Objective: Activation of T cells critically depends on potassium channels. We here characterize the impact of K(2P)5.1 (KCNK5; TASK2), a member of the 2-pore domain family of potassium channels, on T-cell function and demonstrate its putative relevance in a T-cell-mediated autoimmune disorder, multiple sclerosis (MS).
Methods: Expression of K(2P)5.1 was investigated on RNA and protein level in different immune cells and in MS patients' biospecimens (peripheral blood mononuclear cells, cerebrospinal fluid cells, brain tissue specimen). Functional consequences of K(2P)5.1 expression were analyzed using pharmacological modulation, small interfering RNA (siRNA), overexpression, electrophysiological recordings, and computer modeling.

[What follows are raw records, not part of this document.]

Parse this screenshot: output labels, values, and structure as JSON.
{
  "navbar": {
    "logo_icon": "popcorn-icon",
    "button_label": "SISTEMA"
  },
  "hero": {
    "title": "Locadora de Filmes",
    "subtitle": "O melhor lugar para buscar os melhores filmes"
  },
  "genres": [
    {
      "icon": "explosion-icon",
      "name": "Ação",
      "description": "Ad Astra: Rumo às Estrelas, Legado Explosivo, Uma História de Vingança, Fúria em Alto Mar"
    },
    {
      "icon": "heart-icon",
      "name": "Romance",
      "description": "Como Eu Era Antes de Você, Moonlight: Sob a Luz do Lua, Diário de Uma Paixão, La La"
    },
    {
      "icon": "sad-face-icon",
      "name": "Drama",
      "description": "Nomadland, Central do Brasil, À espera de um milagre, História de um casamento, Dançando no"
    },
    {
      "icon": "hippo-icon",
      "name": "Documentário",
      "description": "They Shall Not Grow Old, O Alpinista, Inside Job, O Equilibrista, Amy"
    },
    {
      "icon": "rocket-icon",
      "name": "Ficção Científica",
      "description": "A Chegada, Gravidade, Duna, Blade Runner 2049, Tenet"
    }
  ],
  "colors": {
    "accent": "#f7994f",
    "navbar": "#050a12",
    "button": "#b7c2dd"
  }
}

Results: Human T cells constitutively express K(2P)5.1. After T-cell activation, a significant and time-dependent upregulation of K(2P)5.1 channel expression was observed. Pharmacological blockade of K(2P)5.1 or knockdown with siRNA resulted in reduced T-cell functions, whereas overexpression of K(2P)5.1 had the opposite effect. Electrophysiological recordings of T cells clearly dissected K(2P)5.1-mediated effects from other potassium channels. The pathophysiological relevance of these findings was demonstrated by a significant K(2P)5.1 upregulation in CD4(+) and CD8(+) T cells in relapsing/remitting MS (RRMS) patients during acute relapses as well as higher levels on CD8(+) T cells of clinically isolated syndrome, RRMS, and secondary progressive multiple sclerosis patients during clinically stable disease. T cells in the cerebrospinal fluid from MS patients exhibit significantly elevated K(2P)5.1 levels. Furthermore, K(2P)5.1-positive T cells can be found in inflammatory lesions in MS tissue specimens.
Interpretation: Selective targeting of K(2P)5.1 may hold therapeutic promise for MS and putatively other T-cell-mediated disorders.